- Comixology Unlimited – This service is very similar to Marvel Unlimited, but it is better for people who enjoy indie comic series. The service is only $5.99 per month, making it the cheapest option on this list, and if you’re a member you also receive 10-15% off digital issues that you purchase.
Find Discounted Books
If you are planning on buying a book that you cannot find for free, that doesn’t mean you need to pay full price for it. There are several places where you can get discounted books.
- Ebay – This is probably an obvious one. In most cases, you can find what you’re looking for. In my own experience, Ebay is best for people looking for a specific edition of a book, old books that are currently out of print, or entire book series.
- Amazon – Amazon offers used books at a discount. When you go to the page of the book you’re looking for, under the normal Amazon buttons, you’ll also see the availability of used books.
- Amazon Kindle Deals – Every day, Amazon offers hundreds of ebooks for as low as $0.99. Even if you don’t have a Kindle (which you really should, because they’re very handy), you can download the Kindle app to your phone or computer, and still read these ebooks.
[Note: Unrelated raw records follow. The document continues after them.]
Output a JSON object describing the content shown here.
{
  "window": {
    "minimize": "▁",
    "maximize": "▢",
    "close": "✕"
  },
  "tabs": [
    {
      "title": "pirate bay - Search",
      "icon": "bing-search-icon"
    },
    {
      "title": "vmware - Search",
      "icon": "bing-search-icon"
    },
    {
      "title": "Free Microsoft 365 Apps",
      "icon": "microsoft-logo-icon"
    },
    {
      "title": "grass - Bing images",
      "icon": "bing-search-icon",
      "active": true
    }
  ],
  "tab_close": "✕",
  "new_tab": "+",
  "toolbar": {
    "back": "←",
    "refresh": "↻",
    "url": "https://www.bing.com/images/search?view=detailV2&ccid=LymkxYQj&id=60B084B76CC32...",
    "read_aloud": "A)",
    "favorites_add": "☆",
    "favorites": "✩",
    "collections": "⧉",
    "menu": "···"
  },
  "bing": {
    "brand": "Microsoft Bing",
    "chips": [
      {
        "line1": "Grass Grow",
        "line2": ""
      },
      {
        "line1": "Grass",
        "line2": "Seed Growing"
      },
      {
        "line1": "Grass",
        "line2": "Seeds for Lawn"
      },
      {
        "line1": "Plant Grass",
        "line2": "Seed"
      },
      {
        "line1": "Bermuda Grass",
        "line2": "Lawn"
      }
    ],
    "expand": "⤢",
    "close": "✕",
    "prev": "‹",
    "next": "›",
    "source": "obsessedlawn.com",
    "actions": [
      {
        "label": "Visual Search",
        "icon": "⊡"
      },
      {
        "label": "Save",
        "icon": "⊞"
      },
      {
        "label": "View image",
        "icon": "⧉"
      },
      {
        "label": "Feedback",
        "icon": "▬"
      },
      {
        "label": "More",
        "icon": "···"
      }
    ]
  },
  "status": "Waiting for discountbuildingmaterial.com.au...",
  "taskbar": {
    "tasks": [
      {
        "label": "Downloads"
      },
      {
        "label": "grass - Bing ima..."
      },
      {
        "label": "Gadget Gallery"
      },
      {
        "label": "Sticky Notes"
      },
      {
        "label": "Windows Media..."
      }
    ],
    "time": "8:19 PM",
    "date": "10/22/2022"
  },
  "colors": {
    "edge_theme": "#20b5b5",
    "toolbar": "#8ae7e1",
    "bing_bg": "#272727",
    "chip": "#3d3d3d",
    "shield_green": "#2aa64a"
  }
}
- Book Outlet – I’m a tiny bit obsessed with Book Outlet, another website I found through my favorite booktube channel, A Clockwork Reader. I’ve mentioned Book Outlet before, but let’s run through the main points again: Book Outlet has a constantly rotating stock of books, so if you see something you really want, you might want to go ahead and get it. The books are heavily discounted – I’ve gotten books for as little as $2! I’ve also heard they do a Black Friday sale, which I very much hope is true.
- Thrift Books – Much like Book Outlet, this is an online discount bookshop.
- AbeBooks – I believe it was my father who introduced me to this website originally, but over time I’ve known a few people who used it successfully to get used textbooks.
- Half Price Books – Yet another discount book website. Hopefully, with this many options, you’ll be able to find that book you really want to read!
- Humble Bundle – This website offers rotating selections of ebooks and games. The thing that makes this website special is that it is “pay what you want,” with 3 tiers that get you a new set of books. A part of what you buy also goes to charity, so you can do something good while buying books that you want. Right now, they have four book bundles you can choose from:
- Thrift Shops & Second-hand Bookstores – I have scored some amazing books at second-hand shops, like this recent haul I got from Goodwill. While it does require a little more work to find the gems, usually in the form of hours of digging through stacks of old books, it’s definitely worth it.
- Yard, Garage, and Estate Sales – I love going to yard sales, and every time I go I end up with at least an armful of books, if not a whole trunk full. The best part of yard sale shopping is that sometimes you can haggle for a lower price – think an entire box of books for $5.
Those are some of my best ideas for finding cheap or free books. Did I leave anything out? What are your methods for reading cheap?